== Segment start ==

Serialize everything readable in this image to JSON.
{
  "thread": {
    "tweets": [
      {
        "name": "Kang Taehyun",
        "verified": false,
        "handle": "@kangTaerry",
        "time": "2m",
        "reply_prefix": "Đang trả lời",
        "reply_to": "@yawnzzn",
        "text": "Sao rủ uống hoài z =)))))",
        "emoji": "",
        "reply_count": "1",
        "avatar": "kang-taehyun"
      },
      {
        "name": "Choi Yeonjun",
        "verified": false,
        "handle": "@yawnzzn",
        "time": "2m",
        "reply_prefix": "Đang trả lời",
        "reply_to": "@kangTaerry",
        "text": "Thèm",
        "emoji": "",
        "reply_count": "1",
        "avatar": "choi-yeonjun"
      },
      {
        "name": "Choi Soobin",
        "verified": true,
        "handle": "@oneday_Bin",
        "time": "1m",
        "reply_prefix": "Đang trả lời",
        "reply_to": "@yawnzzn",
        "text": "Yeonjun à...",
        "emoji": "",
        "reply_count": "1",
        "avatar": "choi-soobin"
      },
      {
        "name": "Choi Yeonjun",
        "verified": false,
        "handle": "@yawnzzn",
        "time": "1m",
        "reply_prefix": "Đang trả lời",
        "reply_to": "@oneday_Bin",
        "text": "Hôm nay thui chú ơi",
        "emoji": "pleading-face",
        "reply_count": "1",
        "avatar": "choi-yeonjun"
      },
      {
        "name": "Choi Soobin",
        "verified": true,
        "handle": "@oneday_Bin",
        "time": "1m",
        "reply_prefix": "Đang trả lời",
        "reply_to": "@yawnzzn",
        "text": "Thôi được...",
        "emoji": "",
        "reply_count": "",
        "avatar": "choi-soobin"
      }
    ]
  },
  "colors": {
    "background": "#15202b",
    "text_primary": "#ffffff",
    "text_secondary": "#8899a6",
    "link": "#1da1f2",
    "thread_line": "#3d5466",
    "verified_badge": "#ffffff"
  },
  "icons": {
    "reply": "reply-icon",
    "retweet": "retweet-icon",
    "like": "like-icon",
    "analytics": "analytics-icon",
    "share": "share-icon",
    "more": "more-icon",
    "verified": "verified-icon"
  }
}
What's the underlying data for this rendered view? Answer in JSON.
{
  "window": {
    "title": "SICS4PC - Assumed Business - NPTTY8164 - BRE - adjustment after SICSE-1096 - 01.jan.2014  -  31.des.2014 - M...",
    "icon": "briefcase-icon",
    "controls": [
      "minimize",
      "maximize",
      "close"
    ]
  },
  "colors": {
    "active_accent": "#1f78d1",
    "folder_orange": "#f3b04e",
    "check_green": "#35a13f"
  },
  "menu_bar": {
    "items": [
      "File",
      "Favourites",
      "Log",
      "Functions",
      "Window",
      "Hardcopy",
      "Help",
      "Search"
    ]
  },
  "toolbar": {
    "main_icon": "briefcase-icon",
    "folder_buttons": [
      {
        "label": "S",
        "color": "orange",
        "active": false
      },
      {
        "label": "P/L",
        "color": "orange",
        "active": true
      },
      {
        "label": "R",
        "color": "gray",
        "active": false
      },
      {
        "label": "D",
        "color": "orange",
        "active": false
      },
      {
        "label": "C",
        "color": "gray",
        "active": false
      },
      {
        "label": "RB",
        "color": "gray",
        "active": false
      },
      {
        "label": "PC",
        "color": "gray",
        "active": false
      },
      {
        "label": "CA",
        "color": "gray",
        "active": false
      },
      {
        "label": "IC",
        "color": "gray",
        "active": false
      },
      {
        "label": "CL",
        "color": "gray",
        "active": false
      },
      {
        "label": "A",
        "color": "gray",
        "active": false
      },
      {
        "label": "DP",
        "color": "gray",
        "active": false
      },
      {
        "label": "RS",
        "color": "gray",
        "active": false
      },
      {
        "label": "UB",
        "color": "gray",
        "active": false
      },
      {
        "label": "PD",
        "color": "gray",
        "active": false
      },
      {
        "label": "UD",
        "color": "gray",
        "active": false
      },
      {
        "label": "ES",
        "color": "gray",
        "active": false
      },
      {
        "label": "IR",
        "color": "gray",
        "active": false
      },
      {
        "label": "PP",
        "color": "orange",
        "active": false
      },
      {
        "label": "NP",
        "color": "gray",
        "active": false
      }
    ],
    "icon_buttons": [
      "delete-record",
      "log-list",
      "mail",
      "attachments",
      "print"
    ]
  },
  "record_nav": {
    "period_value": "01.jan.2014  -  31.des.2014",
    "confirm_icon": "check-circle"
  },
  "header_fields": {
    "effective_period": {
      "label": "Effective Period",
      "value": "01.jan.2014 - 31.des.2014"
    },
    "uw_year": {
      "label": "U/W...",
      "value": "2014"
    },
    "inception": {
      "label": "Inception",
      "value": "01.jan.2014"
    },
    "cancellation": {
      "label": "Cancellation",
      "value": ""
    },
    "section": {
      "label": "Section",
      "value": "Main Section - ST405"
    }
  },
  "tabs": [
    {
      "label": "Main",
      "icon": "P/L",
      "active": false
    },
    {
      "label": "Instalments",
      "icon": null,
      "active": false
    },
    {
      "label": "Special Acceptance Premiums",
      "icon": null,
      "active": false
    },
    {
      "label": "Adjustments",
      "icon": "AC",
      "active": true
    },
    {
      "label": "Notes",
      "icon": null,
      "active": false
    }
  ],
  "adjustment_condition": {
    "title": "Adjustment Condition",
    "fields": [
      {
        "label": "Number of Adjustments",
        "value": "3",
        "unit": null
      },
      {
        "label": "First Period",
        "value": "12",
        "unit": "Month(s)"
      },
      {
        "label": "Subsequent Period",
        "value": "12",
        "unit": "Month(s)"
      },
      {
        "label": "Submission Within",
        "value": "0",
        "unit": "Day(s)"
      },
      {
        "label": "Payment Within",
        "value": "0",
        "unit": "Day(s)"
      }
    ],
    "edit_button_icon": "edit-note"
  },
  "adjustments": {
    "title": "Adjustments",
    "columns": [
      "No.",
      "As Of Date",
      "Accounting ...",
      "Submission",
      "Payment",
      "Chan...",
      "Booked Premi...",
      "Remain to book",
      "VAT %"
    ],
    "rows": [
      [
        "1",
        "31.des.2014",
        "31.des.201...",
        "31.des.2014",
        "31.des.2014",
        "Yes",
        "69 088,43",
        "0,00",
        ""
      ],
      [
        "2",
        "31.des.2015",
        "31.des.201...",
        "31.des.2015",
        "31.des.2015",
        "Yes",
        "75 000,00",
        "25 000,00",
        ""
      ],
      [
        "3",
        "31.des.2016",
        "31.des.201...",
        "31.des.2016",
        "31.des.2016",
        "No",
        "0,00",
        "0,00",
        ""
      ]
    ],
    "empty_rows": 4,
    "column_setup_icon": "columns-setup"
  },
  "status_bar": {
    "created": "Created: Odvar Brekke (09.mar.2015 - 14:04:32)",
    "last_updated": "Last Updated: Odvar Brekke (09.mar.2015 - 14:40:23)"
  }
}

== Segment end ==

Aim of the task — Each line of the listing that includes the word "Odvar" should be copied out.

Reply to the task —
    "created": "Created: Odvar Brekke (09.mar.2015 - 14:04:32)",
    "last_updated": "Last Updated: Odvar Brekke (09.mar.2015 - 14:40:23)"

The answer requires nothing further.